Clock Work: The Role of the Circadian Clock in Colorectal Cancer

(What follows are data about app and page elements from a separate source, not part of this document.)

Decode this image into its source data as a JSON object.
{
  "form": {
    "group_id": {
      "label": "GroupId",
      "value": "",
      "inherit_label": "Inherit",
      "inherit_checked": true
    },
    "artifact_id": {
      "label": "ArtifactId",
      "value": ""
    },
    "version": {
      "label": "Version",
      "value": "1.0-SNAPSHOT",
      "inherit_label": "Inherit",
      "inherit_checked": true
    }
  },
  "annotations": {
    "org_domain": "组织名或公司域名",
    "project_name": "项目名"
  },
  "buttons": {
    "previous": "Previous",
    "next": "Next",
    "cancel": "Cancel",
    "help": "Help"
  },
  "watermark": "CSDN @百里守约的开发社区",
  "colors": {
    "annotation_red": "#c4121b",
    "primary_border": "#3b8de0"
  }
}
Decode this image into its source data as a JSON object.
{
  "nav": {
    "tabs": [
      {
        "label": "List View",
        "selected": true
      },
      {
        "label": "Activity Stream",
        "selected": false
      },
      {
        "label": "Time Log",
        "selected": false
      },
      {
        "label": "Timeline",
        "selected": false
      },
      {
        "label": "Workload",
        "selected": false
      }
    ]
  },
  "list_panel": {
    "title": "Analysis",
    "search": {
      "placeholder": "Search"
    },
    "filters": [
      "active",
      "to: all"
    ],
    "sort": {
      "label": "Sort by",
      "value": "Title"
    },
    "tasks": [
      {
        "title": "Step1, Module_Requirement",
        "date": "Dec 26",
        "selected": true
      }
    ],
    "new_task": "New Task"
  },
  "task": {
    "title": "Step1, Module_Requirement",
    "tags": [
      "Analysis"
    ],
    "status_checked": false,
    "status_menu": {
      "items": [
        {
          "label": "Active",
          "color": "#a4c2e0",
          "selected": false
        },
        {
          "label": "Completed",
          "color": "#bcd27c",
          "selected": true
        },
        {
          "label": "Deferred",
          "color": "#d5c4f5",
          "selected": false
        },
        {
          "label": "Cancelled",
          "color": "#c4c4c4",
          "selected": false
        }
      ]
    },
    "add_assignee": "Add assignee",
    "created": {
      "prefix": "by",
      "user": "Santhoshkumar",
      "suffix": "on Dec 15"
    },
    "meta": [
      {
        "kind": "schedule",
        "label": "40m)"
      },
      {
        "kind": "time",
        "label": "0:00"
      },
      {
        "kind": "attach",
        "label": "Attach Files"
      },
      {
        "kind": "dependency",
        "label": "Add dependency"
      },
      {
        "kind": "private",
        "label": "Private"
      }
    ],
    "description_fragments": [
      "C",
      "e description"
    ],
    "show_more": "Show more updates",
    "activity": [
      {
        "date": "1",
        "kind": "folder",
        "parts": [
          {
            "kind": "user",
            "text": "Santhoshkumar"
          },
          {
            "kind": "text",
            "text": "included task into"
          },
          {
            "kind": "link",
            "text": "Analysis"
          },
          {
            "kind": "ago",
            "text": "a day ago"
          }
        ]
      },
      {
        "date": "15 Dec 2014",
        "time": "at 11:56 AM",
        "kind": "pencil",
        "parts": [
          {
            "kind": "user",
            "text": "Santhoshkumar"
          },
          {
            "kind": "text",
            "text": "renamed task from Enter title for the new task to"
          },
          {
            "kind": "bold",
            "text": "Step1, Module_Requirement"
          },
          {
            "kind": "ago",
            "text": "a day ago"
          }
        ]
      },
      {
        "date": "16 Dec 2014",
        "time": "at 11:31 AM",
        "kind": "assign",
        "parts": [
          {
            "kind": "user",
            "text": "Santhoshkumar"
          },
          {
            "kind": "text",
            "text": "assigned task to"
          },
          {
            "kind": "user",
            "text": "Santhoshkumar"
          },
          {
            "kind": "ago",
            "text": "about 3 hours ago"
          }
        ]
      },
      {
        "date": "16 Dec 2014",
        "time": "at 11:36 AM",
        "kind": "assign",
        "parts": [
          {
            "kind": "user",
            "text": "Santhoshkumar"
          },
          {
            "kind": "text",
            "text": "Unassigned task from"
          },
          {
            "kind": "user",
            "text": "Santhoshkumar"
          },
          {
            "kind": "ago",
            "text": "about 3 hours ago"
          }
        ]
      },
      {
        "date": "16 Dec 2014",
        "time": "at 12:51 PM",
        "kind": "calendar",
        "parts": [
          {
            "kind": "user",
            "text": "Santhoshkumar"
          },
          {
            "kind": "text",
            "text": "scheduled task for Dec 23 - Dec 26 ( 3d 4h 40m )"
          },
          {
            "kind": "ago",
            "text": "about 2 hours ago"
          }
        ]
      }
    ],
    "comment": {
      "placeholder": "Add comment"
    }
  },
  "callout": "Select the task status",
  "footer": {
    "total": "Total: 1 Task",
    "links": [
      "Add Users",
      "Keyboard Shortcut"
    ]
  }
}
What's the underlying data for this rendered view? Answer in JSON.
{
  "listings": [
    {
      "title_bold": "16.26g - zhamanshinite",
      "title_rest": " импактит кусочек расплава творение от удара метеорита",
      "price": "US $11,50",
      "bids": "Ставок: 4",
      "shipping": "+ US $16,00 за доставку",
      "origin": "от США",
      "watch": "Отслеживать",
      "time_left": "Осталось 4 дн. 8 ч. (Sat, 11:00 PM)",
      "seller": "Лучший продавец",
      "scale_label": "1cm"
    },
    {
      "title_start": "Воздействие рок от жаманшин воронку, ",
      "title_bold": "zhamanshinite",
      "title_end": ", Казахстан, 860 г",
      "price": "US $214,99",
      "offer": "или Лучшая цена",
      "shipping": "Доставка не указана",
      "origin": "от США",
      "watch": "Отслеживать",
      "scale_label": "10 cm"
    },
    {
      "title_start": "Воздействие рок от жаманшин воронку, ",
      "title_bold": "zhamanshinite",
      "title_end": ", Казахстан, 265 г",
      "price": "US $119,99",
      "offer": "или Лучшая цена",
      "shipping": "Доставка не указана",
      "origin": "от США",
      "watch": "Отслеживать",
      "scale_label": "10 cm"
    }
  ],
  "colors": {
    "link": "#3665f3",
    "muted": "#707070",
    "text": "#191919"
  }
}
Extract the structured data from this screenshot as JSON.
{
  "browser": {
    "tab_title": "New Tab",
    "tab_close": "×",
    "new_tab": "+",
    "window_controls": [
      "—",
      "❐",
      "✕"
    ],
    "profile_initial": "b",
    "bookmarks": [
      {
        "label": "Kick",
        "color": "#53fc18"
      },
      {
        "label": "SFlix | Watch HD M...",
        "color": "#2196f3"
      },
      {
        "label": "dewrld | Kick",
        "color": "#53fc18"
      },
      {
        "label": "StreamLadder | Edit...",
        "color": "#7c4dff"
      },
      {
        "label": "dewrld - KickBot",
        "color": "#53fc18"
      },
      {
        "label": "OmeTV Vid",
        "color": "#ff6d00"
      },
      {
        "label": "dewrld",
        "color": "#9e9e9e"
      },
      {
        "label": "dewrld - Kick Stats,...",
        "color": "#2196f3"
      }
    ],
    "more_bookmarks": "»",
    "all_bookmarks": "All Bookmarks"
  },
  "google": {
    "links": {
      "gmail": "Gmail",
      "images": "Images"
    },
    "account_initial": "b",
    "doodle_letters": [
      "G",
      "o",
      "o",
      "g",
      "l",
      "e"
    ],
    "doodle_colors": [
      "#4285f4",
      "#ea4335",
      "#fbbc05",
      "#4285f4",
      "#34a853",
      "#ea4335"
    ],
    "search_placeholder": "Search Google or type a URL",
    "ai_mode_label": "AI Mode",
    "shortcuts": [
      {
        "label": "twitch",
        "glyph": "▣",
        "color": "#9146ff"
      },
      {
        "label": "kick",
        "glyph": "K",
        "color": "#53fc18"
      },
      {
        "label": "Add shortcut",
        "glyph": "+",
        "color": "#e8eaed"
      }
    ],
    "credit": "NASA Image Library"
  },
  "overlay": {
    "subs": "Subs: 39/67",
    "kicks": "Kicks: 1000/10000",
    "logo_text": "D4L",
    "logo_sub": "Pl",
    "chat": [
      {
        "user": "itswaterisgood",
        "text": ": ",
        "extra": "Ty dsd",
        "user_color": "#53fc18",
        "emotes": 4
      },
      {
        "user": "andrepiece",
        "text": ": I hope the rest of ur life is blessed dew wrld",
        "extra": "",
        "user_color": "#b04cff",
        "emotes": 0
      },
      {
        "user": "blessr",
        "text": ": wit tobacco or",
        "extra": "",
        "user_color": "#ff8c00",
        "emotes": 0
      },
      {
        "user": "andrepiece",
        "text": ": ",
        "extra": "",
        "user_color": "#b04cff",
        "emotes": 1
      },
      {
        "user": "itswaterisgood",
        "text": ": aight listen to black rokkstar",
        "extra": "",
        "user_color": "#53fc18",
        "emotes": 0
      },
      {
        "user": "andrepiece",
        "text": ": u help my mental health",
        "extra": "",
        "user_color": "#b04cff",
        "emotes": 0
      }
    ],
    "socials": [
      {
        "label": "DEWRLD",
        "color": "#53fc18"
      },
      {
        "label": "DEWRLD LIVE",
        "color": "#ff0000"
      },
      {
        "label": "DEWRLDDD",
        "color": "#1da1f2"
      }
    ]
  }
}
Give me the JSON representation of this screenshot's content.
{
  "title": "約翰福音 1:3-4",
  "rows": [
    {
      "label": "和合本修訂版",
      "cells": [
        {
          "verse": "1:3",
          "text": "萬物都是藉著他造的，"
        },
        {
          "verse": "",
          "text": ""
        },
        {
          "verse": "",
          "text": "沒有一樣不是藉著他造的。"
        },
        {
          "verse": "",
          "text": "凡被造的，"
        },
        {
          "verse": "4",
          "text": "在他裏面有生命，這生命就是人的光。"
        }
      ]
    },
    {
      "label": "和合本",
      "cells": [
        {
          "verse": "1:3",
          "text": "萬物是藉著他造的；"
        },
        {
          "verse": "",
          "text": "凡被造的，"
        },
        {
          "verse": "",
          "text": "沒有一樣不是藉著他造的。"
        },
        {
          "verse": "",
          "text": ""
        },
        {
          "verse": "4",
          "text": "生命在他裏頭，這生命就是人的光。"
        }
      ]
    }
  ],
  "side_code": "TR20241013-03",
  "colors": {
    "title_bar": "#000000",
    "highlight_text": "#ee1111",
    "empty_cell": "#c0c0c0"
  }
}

Clock Work: The Role of the Circadian Clock in Colorectal Cancer Circadian rhythms are free-running biological processes that repeat every 24-hours in many cells. In the mouse genome, 43% of protein-encoding genes were found to have circadian rhythms. These rhythms are controlled by biological clocks and may regulate many processes including the cell cycle. In the mouse clock the transcription factors CLOCK and BMAL1 transcribe PER and CRY, which then inactivate CLOCK/BMAL1 in a negative transcription feedback loop. Previous research has demonstrated that the disruption of an organism’s circadian clock may contribute to the increased propensity for colorectal cancer. In most colorectal cancers, the tumour suppressor gene APC is mutated. APC is an important negative regulator of B-catenin, which is a transcription factor of cell proliferation in the Wnt pathway. Previous research has shown that the Wnt pathway may have circadian rhythms and that overexpression may lead to tumour progression in colorectal cancer. Focusing on the circadian clock and its connection to cancer and Wnt signalling could lead to novel cancer therapies and treatments. I hypothesize that tumours lack circadian rhythms. To investigate the clock’s potential role in tumorigenesis, I am dissecting individual polyps/tumours from APCmin/+ mice with a functional clock (BMAL1 +/+). I will collect non-tumour marginal areas to be used as a non-cancerous tissue control. Using qPCR analysis, I am detecting for clock related genes including PER2, BMAL1, and REV-ERB and for downstream Wnt targets including c-Myc, CCND1, and Axin2. Preliminary results have shown that there is a slight variation in gene targets between polyps and their corresponding margins. Future work will include qPCR analysis of the above genes on APCmin/+ mice with dysfunctional clocks (BMAL -/-).